4 Laws of Psychology of Persuasion and Influence in Marketing




4 Laws of Psychology of Persuasion and Influence in Marketing

Kevin Hogan’s book  “The Science of Influencing Others ”  provides very simple secrets that help convert “no” to “yes”. Each of the secrets of this book was tested many times and in many different situations, then it was evaluated academically and theoretically, and in practice.




By this, this book has transformed the art and magic of influencing and persuading others into a science that has proven rules, principles, experiences and scientific tests. More importantly, anyone can acquire and learn it.


From this book  we have chosen 4 laws of influence and persuasion :


1- The Exchange Law

When someone gives you something valuable, your response is the desire to give it something valuable in return. If your product is of high quality, send samples of it to your customers and they will be more willing to buy it later for two reasons:


The first is that when they see it they will recognize it as a product they have already tried and used. The human mind tends to choose familiar things.

The second reason is that when you give the customer something you stimulate feelings of reciprocity and reciprocity, he initiates and gives you something in return.


2- The law of difference

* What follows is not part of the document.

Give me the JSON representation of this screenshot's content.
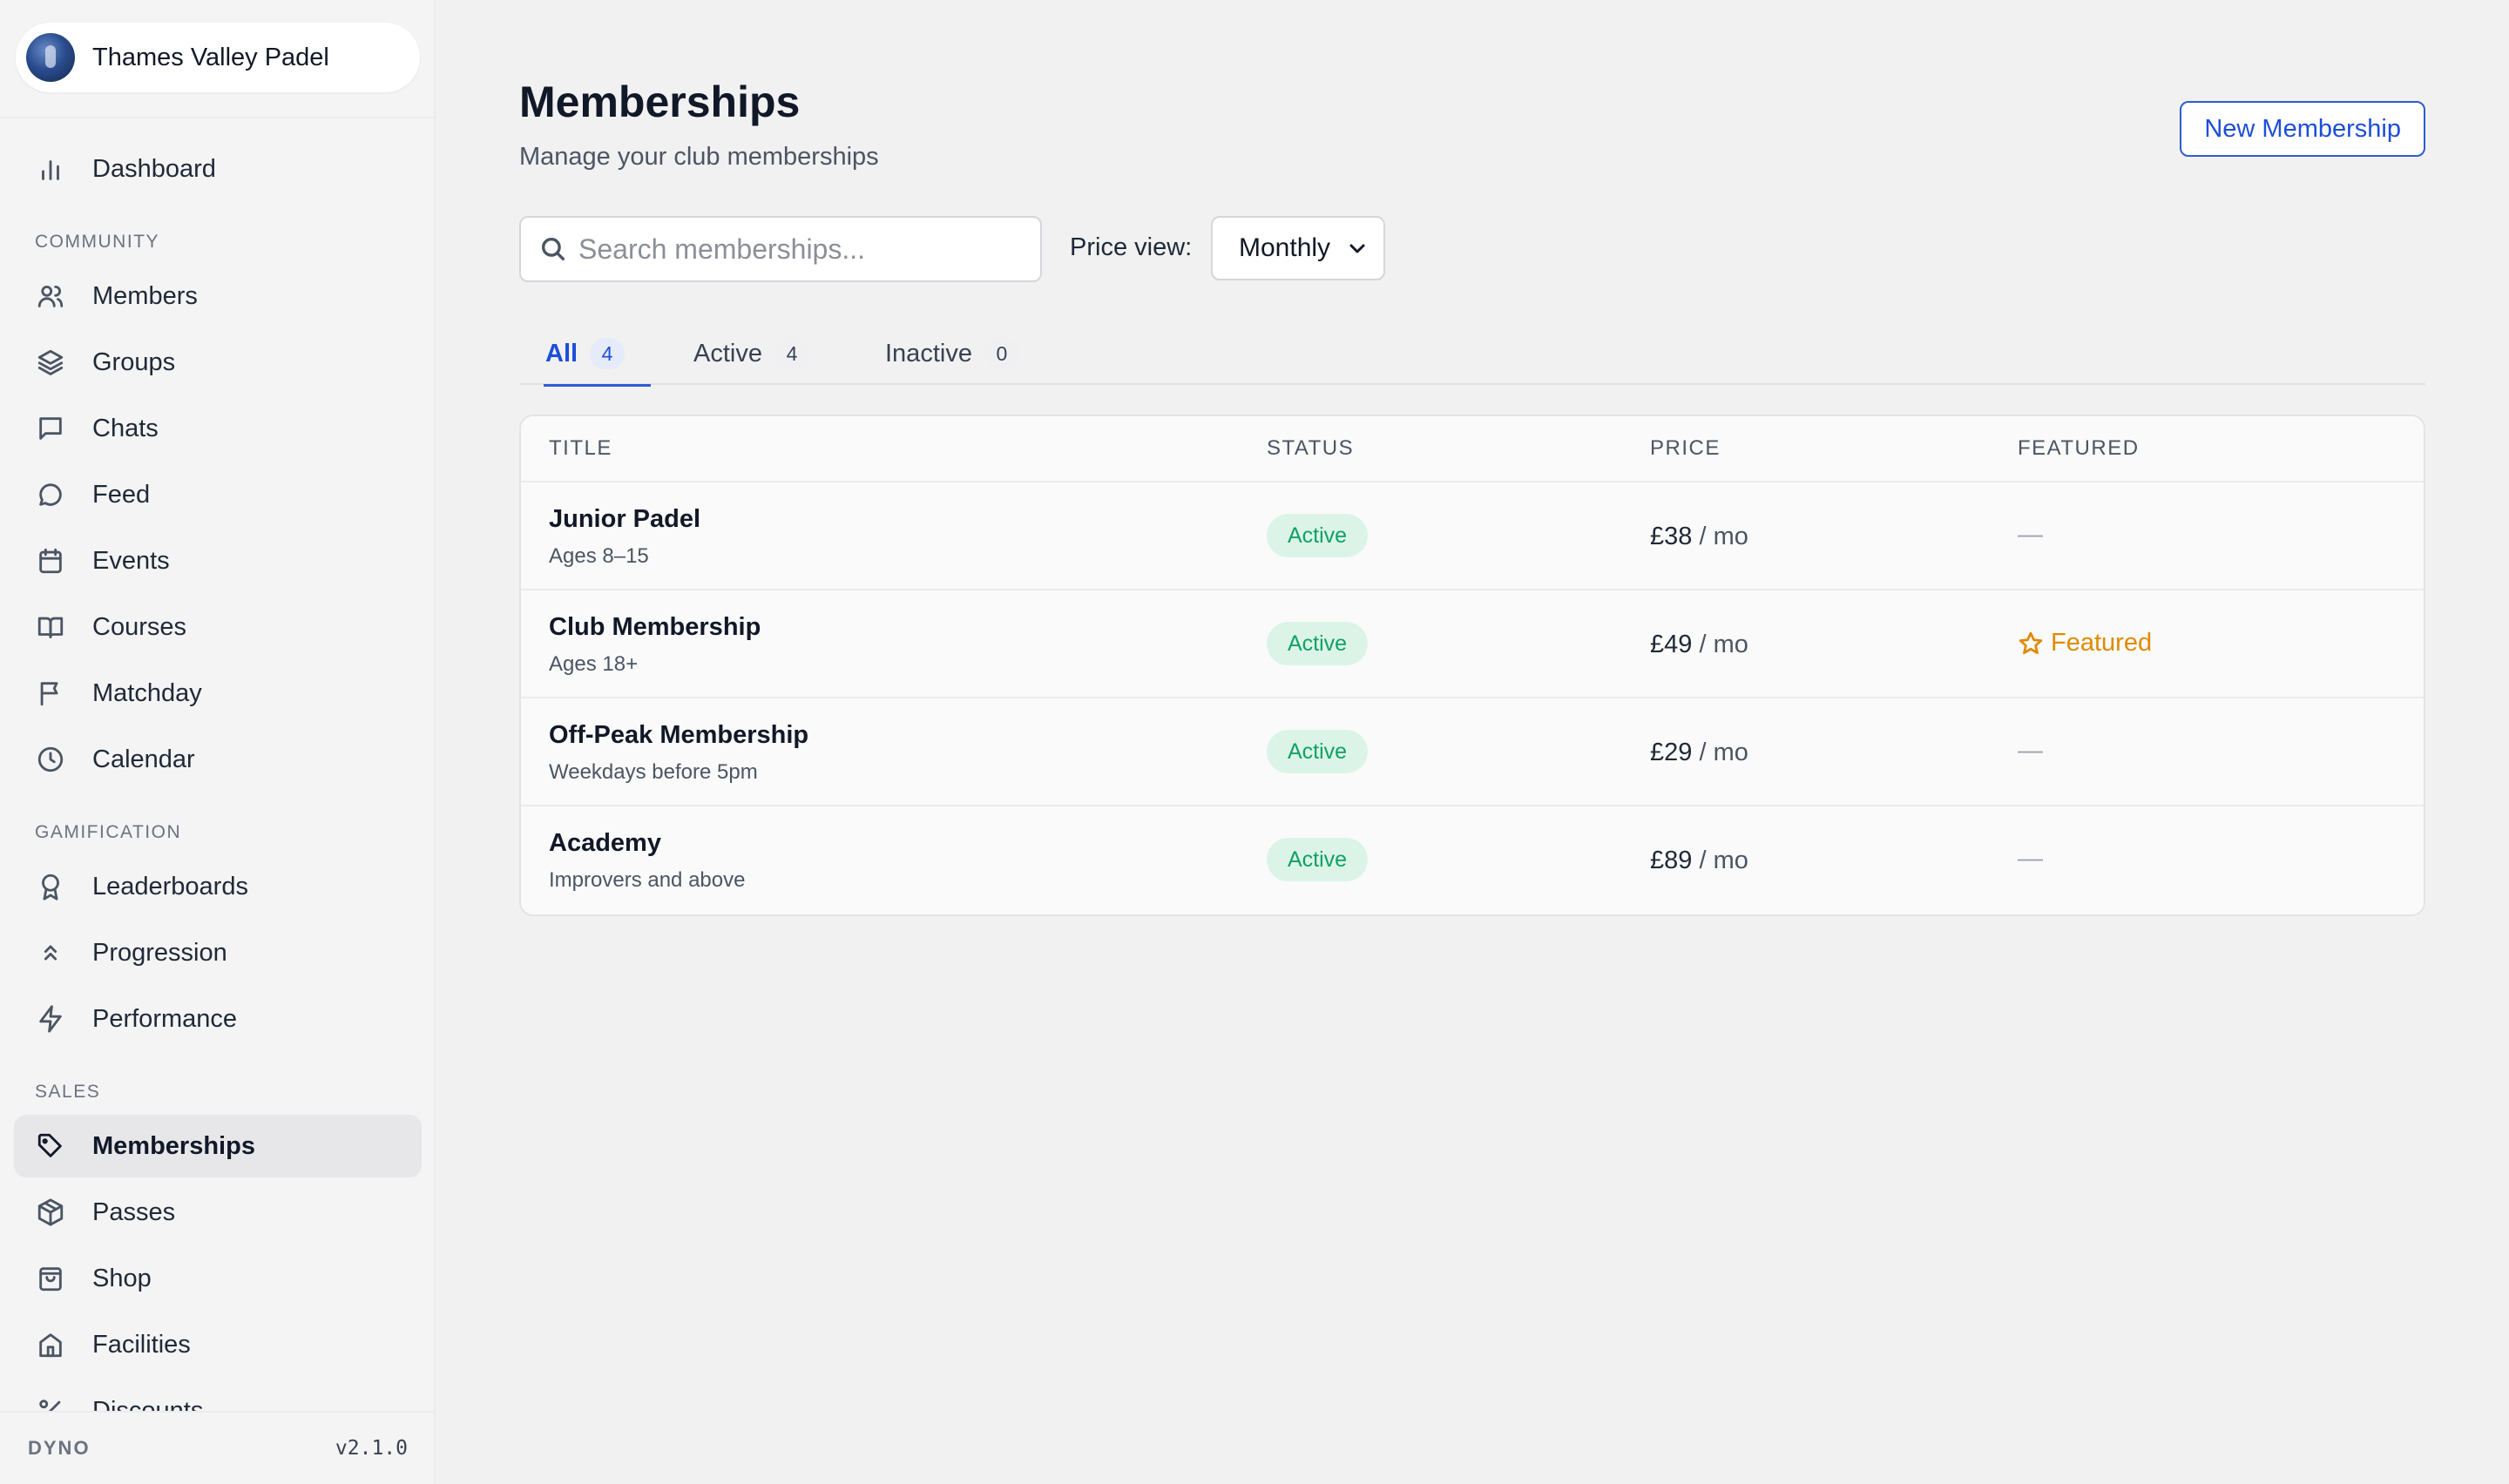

If there are two things, two people, or two places that differ from each other and are close to each other in terms of time and place, or in the mind of the customer, the difference between them is very noticeable, so it becomes easy to distinguish and determine which we want more than the other.
Have you ever walked into a grocery store and saw a customer pick up two competing producers and put both of them in a hand, turning them on all sides, trying to decide which one to buy?

This customer adheres to the law of difference. The law of difference does not mean that your price will always be the cheapest, but rather that if you place two products or services side by side or close to time, place or mental The same: “Should I buy or not?”


3- Friends Law

When someone asks you to do something and you trust that your best interests him, you will feel the urge to implement what he asked you to. Make customers see you as a friend who cares about theirs, thereby increasing your chance of influencing and persuading them. If you highlight the negative aspects of your bid, you will achieve two goals:


First: Your credibility increases with the customer and you are considered trustworthy
Second, the customer feels reassured that you saved him the trouble of looking for himself on any supply defects


4- The law of scarcity

When the customer feels that a product will be needed by the recipient in limited quantities, he feels that the value of this product is greater than it is in fact. One in the dish realizes that if someone else comes and takes this piece, nothing remains for him


so it becomes imperative for him to have the last cake. This fear arises from our childhood and takes root over the age, and since its effect deepens in our psyche, you have to devise ways to use it positively during operations. B. Everyday